In the spring of 1985, a few of us who had formed the Hayek Society at Oxford for discussing classical liberal and conservative ideas invited Friedrich von Hayek to dinner at the Ritz in London. At the close of the event, a group of musicians approached our table and asked if we wanted any special tunes to be played. I whispered to them that they should play ‘Vienna, the City of My Dreams’ by Rudolf Sieczyński. When our guest heard the tune, he beamed and burst out singing the song in German. He was of course only 86 years old at the time. Hayek had been born and brought up in Vienna, the magnificent city in Central Europe which had in 1683 bravely withstood an Ottoman attack and thus probably saved European civilisation. It is one of the great historical cities of Europe, and in the twilight of the Habsburg Empire it must have been a fascinating place in which to live. As Karl Kraus remarked, ‘The streets of Vienna are paved with culture, the streets of other cities with asphalt.’
Coffee in Vienna
Indeed, it is always a pleasure to come to Vienna, as I did in November 2021, going to the opera (depicted above) where the ballet ‘Peer Gynt’ by Edvard Grieg was being performed, dining in the Rote Bar at the Hotel Sacher, and spending an afternoon at Café Landtmann where Carl Menger, Ludwig von Mises and other economists of the renowned Austrian School of Economics used to have heated discussions on economic problems and political challenges.
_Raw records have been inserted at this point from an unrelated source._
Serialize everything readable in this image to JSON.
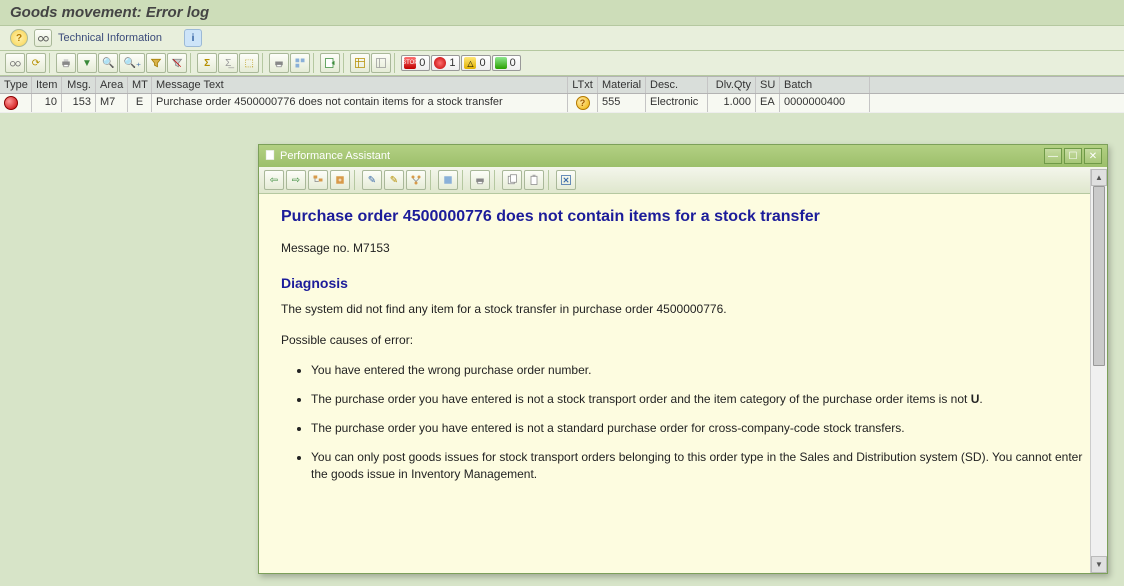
{
  "title": "Goods movement: Error log",
  "app_toolbar": {
    "technical_info": "Technical Information"
  },
  "status_counts": {
    "stop": "0",
    "error": "1",
    "warning": "0",
    "success": "0"
  },
  "grid": {
    "headers": {
      "type": "Type",
      "item": "Item",
      "msg": "Msg.",
      "area": "Area",
      "mt": "MT",
      "text": "Message Text",
      "ltxt": "LTxt",
      "material": "Material",
      "desc": "Desc.",
      "qty": "Dlv.Qty",
      "su": "SU",
      "batch": "Batch"
    },
    "rows": [
      {
        "type": "error",
        "item": "10",
        "msg": "153",
        "area": "M7",
        "mt": "E",
        "text": "Purchase order 4500000776 does not contain items for a stock transfer",
        "material": "555",
        "desc": "Electronic",
        "qty": "1.000",
        "su": "EA",
        "batch": "0000000400"
      }
    ]
  },
  "dialog": {
    "title": "Performance Assistant",
    "heading": "Purchase order 4500000776 does not contain items for a stock transfer",
    "message_no": "Message no. M7153",
    "diag_title": "Diagnosis",
    "diag_text": "The system did not find any item for a stock transfer in purchase order 4500000776.",
    "causes_title": "Possible causes of error:",
    "causes": [
      "You have entered the wrong purchase order number.",
      "The purchase order you have entered is not a stock transport order and the item category of the purchase order items is not <b>U</b>.",
      "The purchase order you have entered is not a standard purchase order for cross-company-code stock transfers.",
      "You can only post goods issues for stock transport orders belonging to this order type in the Sales and Distribution system (SD). You cannot enter the goods issue in Inventory Management."
    ]
  }
}
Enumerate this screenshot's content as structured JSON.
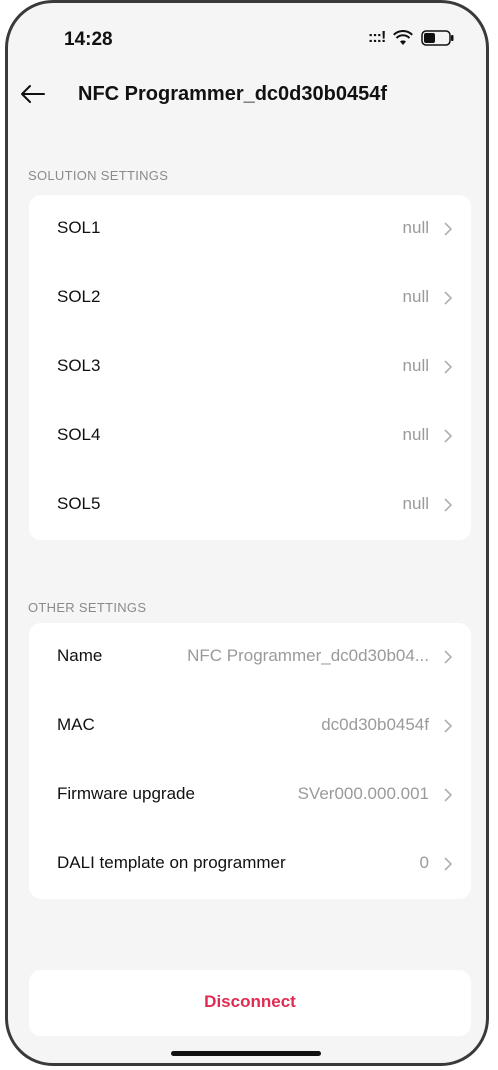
{
  "status_bar": {
    "time": "14:28",
    "signal_glyph": ":::!"
  },
  "header": {
    "title": "NFC Programmer_dc0d30b0454f"
  },
  "solution_settings": {
    "section_label": "SOLUTION SETTINGS",
    "items": [
      {
        "label": "SOL1",
        "value": "null"
      },
      {
        "label": "SOL2",
        "value": "null"
      },
      {
        "label": "SOL3",
        "value": "null"
      },
      {
        "label": "SOL4",
        "value": "null"
      },
      {
        "label": "SOL5",
        "value": "null"
      }
    ]
  },
  "other_settings": {
    "section_label": "OTHER SETTINGS",
    "items": [
      {
        "label": "Name",
        "value": "NFC Programmer_dc0d30b04..."
      },
      {
        "label": "MAC",
        "value": "dc0d30b0454f"
      },
      {
        "label": "Firmware upgrade",
        "value": "SVer000.000.001"
      },
      {
        "label": "DALI template on programmer",
        "value": "0"
      }
    ]
  },
  "disconnect": {
    "label": "Disconnect"
  },
  "colors": {
    "accent": "#e02c52",
    "background": "#f5f5f5",
    "card": "#ffffff"
  }
}
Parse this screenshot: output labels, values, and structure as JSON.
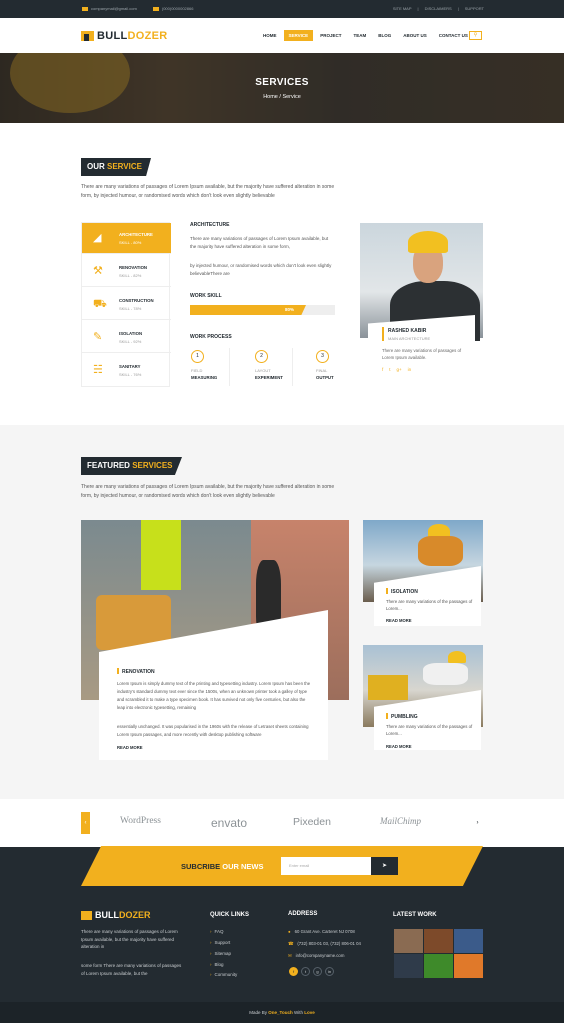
{
  "topbar": {
    "email": "companymail@gmail.com",
    "phone": "(000)0000002866",
    "links": [
      "SITE MAP",
      "DISCLAIMERS",
      "SUPPORT"
    ]
  },
  "logo": {
    "text_a": "BULL",
    "text_b": "DOZER"
  },
  "nav": {
    "items": [
      "HOME",
      "SERVICE",
      "PROJECT",
      "TEAM",
      "BLOG",
      "ABOUT US",
      "CONTACT US"
    ],
    "active": "SERVICE"
  },
  "hero": {
    "title": "SERVICES",
    "breadcrumb": "Home / Service"
  },
  "our_service": {
    "heading_a": "OUR ",
    "heading_b": "SERVICE",
    "intro": "There are many variations of passages of Lorem Ipsum available, but the majority have suffered alteration in some form, by injected humour, or randomised words which don't look even slightly believable",
    "list": [
      {
        "name": "ARCHITECTURE",
        "skill": "SKILL - 80%",
        "icon": "ruler-triangle-icon"
      },
      {
        "name": "RENOVATION",
        "skill": "SKILL - 82%",
        "icon": "hammer-icon"
      },
      {
        "name": "CONSTRUCTION",
        "skill": "SKILL - 78%",
        "icon": "wheelbarrow-icon"
      },
      {
        "name": "ISOLATION",
        "skill": "SKILL - 92%",
        "icon": "trowel-icon"
      },
      {
        "name": "SANITARY",
        "skill": "SKILL - 76%",
        "icon": "pipe-icon"
      }
    ],
    "detail_title": "ARCHITECTURE",
    "detail_p1": "There are many variations of passages of Lorem Ipsum available, but the majority have suffered alteration in some form,",
    "detail_p2": "by injected humour, or randomised words which don't look even slightly believableThere are",
    "work_skill_label": "WORK SKILL",
    "work_skill_value": 0.8,
    "work_skill_text": "80%",
    "work_process_label": "WORK PROCESS",
    "steps": [
      {
        "num": "1",
        "a": "FIELD",
        "b": "MEASURING"
      },
      {
        "num": "2",
        "a": "LAYOUT",
        "b": "EXPERIMENT"
      },
      {
        "num": "3",
        "a": "FINAL",
        "b": "OUTPUT"
      }
    ],
    "person": {
      "name": "RASHED KABIR",
      "role": "MAIN ARCHITECTURE",
      "desc": "There are many variations of passages of Lorem Ipsum available.",
      "social": [
        "f",
        "t",
        "g+",
        "in"
      ]
    }
  },
  "featured": {
    "heading_a": "FEATURED ",
    "heading_b": "SERVICES",
    "intro": "There are many variations of passages of Lorem Ipsum available, but the majority have suffered alteration in some form, by injected humour, or randomised words which don't look even slightly believable",
    "big": {
      "title": "RENOVATION",
      "p1": "Lorem Ipsum is simply dummy text of the printing and typesetting industry. Lorem Ipsum has been the industry's standard dummy text ever since the 1500s, when an unknown printer took a galley of type and scrambled it to make a type specimen book. It has survived not only five centuries, but also the leap into electronic typesetting, remaining",
      "p2": "essentially unchanged. It was popularised in the 1960s with the release of Letraset sheets containing Lorem Ipsum passages, and more recently with desktop publishing software",
      "more": "READ MORE"
    },
    "small": [
      {
        "title": "ISOLATION",
        "desc": "There are many variations of the passages of Lorem...",
        "more": "READ MORE"
      },
      {
        "title": "PUMBLING",
        "desc": "There are many variations of the passages of Lorem...",
        "more": "READ MORE"
      }
    ]
  },
  "partners": [
    "WordPress",
    "envato",
    "Pixeden",
    "MailChimp"
  ],
  "subscribe": {
    "a": "SUBCRIBE ",
    "b": "OUR NEWS",
    "placeholder": "Enter email"
  },
  "footer": {
    "about1": "There are many variations of passages of Lorem Ipsum available, but the majority have suffered alteration in",
    "about2": "some form There are many variations of passages of Lorem Ipsum available, but the",
    "quick_title": "QUICK LINKS",
    "quick": [
      "FAQ",
      "Support",
      "Sitemap",
      "Blog",
      "Community"
    ],
    "address_title": "ADDRESS",
    "address": [
      "60 Grant Ave. Carteret NJ 0708",
      "(732) 803-01 03, (732) 806-01 04",
      "info@companyname.com"
    ],
    "social": [
      "f",
      "t",
      "g",
      "in"
    ],
    "latest_title": "LATEST WORK",
    "latest_colors": [
      "#8a6b52",
      "#7d4a2a",
      "#3b5b8a",
      "#2f3b4a",
      "#3e8a2a",
      "#e0792a"
    ]
  },
  "copyright": {
    "a": "Made By ",
    "b": "One_Touch",
    "c": " With ",
    "d": "Love"
  }
}
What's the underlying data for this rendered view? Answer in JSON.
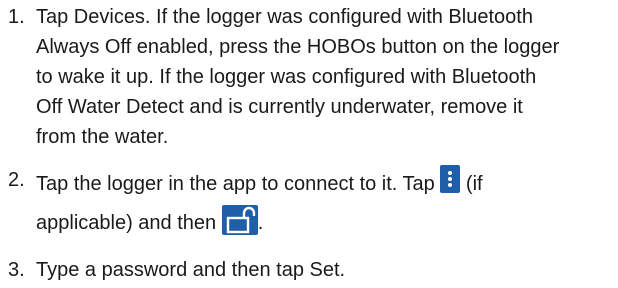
{
  "steps": [
    {
      "number": "1.",
      "lines": [
        "Tap Devices. If the logger was configured with Bluetooth",
        "Always Off enabled, press the HOBOs button on the logger",
        "to wake it up. If the logger was configured with Bluetooth",
        "Off Water Detect and is currently underwater, remove it",
        "from the water."
      ]
    },
    {
      "number": "2.",
      "line1_before_icon": "Tap the logger in the app to connect to it. Tap ",
      "line1_after_icon": " (if",
      "line2_before_icon": "applicable) and then ",
      "line2_after_icon": "."
    },
    {
      "number": "3.",
      "lines": [
        "Type a password and then tap Set."
      ]
    }
  ],
  "icons": {
    "menu": "more-vertical-icon",
    "unlock": "unlock-icon",
    "icon_color": "#1f5fa8"
  }
}
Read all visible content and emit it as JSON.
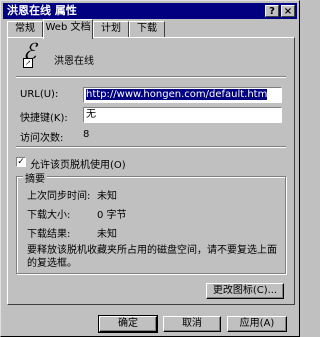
{
  "window": {
    "title": "洪恩在线 属性",
    "help_button": "?",
    "close_button": "×"
  },
  "tabs": [
    {
      "label": "常规"
    },
    {
      "label": "Web 文档"
    },
    {
      "label": "计划"
    },
    {
      "label": "下载"
    }
  ],
  "page": {
    "site_name": "洪恩在线",
    "url_label": "URL(U):",
    "url_value": "http://www.hongen.com/default.htm",
    "shortcut_label": "快捷键(K):",
    "shortcut_value": "无",
    "visits_label": "访问次数:",
    "visits_value": "8",
    "offline_checkbox_label": "允许该页脱机使用(O)",
    "offline_checked": true,
    "summary": {
      "legend": "摘要",
      "last_sync_label": "上次同步时间:",
      "last_sync_value": "未知",
      "download_size_label": "下载大小:",
      "download_size_value": "0 字节",
      "download_result_label": "下载结果:",
      "download_result_value": "未知",
      "note": "要释放该脱机收藏夹所占用的磁盘空间，请不要复选上面的复选框。"
    },
    "change_icon_button": "更改图标(C)..."
  },
  "footer": {
    "ok": "确定",
    "cancel": "取消",
    "apply": "应用(A)"
  }
}
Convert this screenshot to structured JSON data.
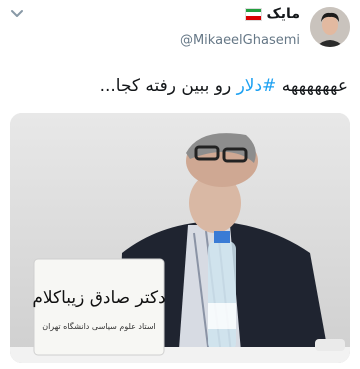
{
  "tweet": {
    "author_name": "مایک",
    "handle": "@MikaeelGhasemi",
    "text_before": "عههههههه ",
    "hashtag": "#دلار",
    "text_after": " رو ببین رفته کجا..."
  },
  "media": {
    "placard_name": "دکتر صادق زیباکلام",
    "placard_subtitle": "استاد علوم سیاسی دانشگاه تهران"
  },
  "colors": {
    "accent": "#1da1f2",
    "secondary_text": "#657786",
    "primary_text": "#14171a"
  },
  "icons": {
    "menu": "chevron-down-icon",
    "flag": "iran-flag-icon"
  }
}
Vienna is justly famous for its coffeehouses. It was once observed that if you walked into one of them in 1903, you might have found Gustav Klimt, Sigmund Freud, Leon Trotsky, and Adolf Hitler sitting there at the same time, sipping coffee and reading newspapers, presumably at different tables.
This time I could also catch up with my Austrian friends, first and foremost Dr. Barbara Kolm, who runs the Austrian Economics Centre and the Hayek Institute as well as being Vice-Chairman of the Board in the Austrian Central Bank. She is certainly one of the world’s most effective and active intellectual entrepreneurs. It was also encouraging to see how Vienna was, like other European cities, recovering from the Covid Epidemic, as if suddenly waking up after a nightmare.
Menger’s Seminal Contribution: Marginal Analysis
In 2021, it was 100 years since Menger, the father of the Austrian School of Economics, passed away, and on that occasion I was a keynote speaker at a conference the Austrian Economics Centre held at the Central Bank. I had devoted a chapter to Menger in my two-volume book on Twenty-Four Conservative-Liberal Thinkers, and in my lecture I pointed out that his contribution to economic analysis was in many ways as seminal as that of Adam Smith. What Menger did was to break economic goods up into units, and then to find how many units of each good could equally satisfy human wants: this was the crucial concept of marginal utility. He treated all goods according to their potentiality for satisfying human wants, not according to their history, for example cost of production.
Georgism and Marxism Irrelevant
This had important political implications because it meant that two political ideas, or rather dogmas, of late nineteenth century became theoretically irrelevant, Georgism and Marxism. Georgism ascribed special significance to land because its supply was more or less fixed, but for Menger it was just another good, to be valued and priced according to its marginal utility. Marxism ascribed special significance to labour because it was supposed to have created all value, whereas Menger regarded it as a good to be priced according to its marginal utility. It was not labour that created value: it was the potentiality of labour inputs or units to satisfy human wants which created the value of those inputs. Menger’s great insight not only disqualified Marxism, but also government redistribution of income such as John Rawls and Thomas Piketty demanded on various grounds. Such redistribution distorted the information provided in an effective labour market on how different units of labour—individual skills, talents, and abilities—could best be employed to satisfy human wants.
Spectres Still Haunting Europe
I observed that nevertheless the spectres of Georgism and Marxism were still haunting Europe. For example, in Iceland there was widespread agitation for a special tax on fish stocks, a resource rent tax, based solely on the false premises of Georgism. More generally, both radical feminism and ecofundamentalism, vocally promoted in universities and the media, had much in common with Marxism. Radical feminists believed that women were exploited by the ‘Patriarchy’, paid wages below their real value (marginal price). But if true, in a competitive economy this would provide profit opportunities for those who wanted to run companies solely staffed by women. Why was this not done? Ecofundamentalists believed that nature was exploited far beyond what was reasonable. But over-exploitation of natural resources could only occur if they were not correctly priced, at the margin, and this was usually because private property rights to them had not been developed. For example, whales and rhinos were endangered and lakes and rivers were polluted if nobody owned those goods. In most cases it was quite feasible to define private property rights to such goods, take them into stewardship, appoint their protectors.